“Education is education. We should learn everything and then choose which path to follow. Education is neither Eastern nor Western, it is human.” – Malala Yousafzai
Ask any social scientist how to end global poverty and they would say educate girls. Give them education and watch a community change. Nowhere is that lesson more evident than the story of Malala Yousafzai, a Pashtun girl from Pakistan’s Swat Valley who was born of an illiterate mother, grew up in her father’s school and read Stephen Hawking’s A Brief History of Time by age 11.
Malala Yousafzai’s fearless memoir, co-written with Christina Lamb a veteran British journalist provides a good starting point for learning about the complexities of women’s rights in some countries and education access.
One such example is the development of university-level curriculum by George Washington University and the Global Women’s Institute based upon I Am Malala. The tools focus on themes such as political extremism and youth advocacy – depicting how education empowers women.
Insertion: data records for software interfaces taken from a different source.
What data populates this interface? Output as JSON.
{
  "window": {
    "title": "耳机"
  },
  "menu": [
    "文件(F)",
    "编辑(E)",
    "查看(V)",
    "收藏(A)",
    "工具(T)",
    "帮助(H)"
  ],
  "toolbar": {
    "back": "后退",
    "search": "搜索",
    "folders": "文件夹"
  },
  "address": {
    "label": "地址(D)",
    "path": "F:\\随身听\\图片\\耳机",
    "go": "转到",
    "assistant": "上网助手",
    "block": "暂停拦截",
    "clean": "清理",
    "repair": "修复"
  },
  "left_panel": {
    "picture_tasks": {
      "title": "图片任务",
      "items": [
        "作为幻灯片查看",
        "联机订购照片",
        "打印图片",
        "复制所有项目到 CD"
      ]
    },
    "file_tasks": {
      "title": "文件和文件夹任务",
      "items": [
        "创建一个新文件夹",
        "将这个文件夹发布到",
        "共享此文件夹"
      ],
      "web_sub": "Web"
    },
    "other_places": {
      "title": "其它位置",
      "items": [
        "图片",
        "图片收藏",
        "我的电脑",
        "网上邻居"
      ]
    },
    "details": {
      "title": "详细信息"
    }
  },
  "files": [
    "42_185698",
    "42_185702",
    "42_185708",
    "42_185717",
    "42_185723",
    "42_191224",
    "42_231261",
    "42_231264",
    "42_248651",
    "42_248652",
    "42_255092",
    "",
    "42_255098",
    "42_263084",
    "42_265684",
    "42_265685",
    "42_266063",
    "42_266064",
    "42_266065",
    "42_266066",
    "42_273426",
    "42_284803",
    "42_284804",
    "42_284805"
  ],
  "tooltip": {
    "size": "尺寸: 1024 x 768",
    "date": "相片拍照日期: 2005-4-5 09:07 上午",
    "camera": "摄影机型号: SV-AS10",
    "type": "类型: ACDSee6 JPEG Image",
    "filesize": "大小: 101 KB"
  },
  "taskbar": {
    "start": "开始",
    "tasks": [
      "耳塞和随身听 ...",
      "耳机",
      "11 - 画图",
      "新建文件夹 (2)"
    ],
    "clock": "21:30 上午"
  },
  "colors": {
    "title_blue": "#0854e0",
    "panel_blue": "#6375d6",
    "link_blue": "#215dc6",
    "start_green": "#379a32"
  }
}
One of the goals of this program is to encourage students to get involved by facilitating dialogues and to influence public opinion towards women’s empowerment and education.
But elsewhere in the world, strings of school attacks in Nigeria that were perpetrated by radical Islamist organization Boko Haram have emerged in recent years for the same reason – the view that Western education is a sin. According to a UNESCO publication by Brendan O’Malley, in Afghanistan and Pakistan, the Taliban are against girls’ education and they have warned against providing classes for girls. If any girl came out of home to attend school, she would be attacked like the girls in Afghanistan (O’Malley, 2010, p.79).
In the case of the Taliban, they had banned female education in the name of religion, but interestingly there is no such command in Islam, which is against education or female education. In fact they follow a traditional patriarchal ideology (Ahmad, 2012, p.43).
However, many believe that the reason why these radical groups are against education is not only based on the hatred towards the West. Instead they are afraid of the power of critical thinking that can be flourished through education. The argument follows that radicalism starts from the lack of education, which then leads to lack of critical thinking. These skills are especially important in an age where even the most irresponsible information can be disseminated freely.
In the Western culture, it is unthinkable that women be excluded from education. Malala and her story are symbolic of that education freedom. The book delivers a message to the world to look deeper and examine the role of education, its purpose and function within a society.
Malala Yousafzai who has become an influential figure of this generation has shown that girls are truly a nation’s greatest assets. Education does truly empower. Whether an emerging nation likes it or not, its girls can be its greatest weapon. Educating them, as economist Lawrence Summers once said, “may be the single highest-return investment available in the developing world.”
I Am Malala
The Girl Who Stood Up for Education
and Was Shot by the Taliban.
Little, Brown and Company, 2013, 327 pages, $26
O ́Malley, Brendan (2010) ‘Education under attack.’
Available at: http://unesdoc.unesco.org/images/0018/001868/186809e.pdf
IRIN (2011) ‘Analysis: Girls’ education in Afghanistan – a new beginning?’
Shehzad, Saleem (2009) ‘Taliban ideology echoes in the valley.’ Asia Times. Available at: http://www.atimes.com/atimes/South_Asia/KB03Df02.html
Ahmad, Shakil (2012) ‘The Taliban Education and Girls’ Education in Pakistan and Afghanistan: A case study of the situation in the Swat District. Lund University: Department of Sociology
"Hi, I'm Rev, 24 years old and a Master's student at Murdoch University, Western Australia. My hobbies include writing and baking of all sorts! Education has always played an important role in my life and B.O.B works towards that same goal of raising awareness and funds for the education of children in refugee camps. You get to work alongside selfless people that share the same perspective.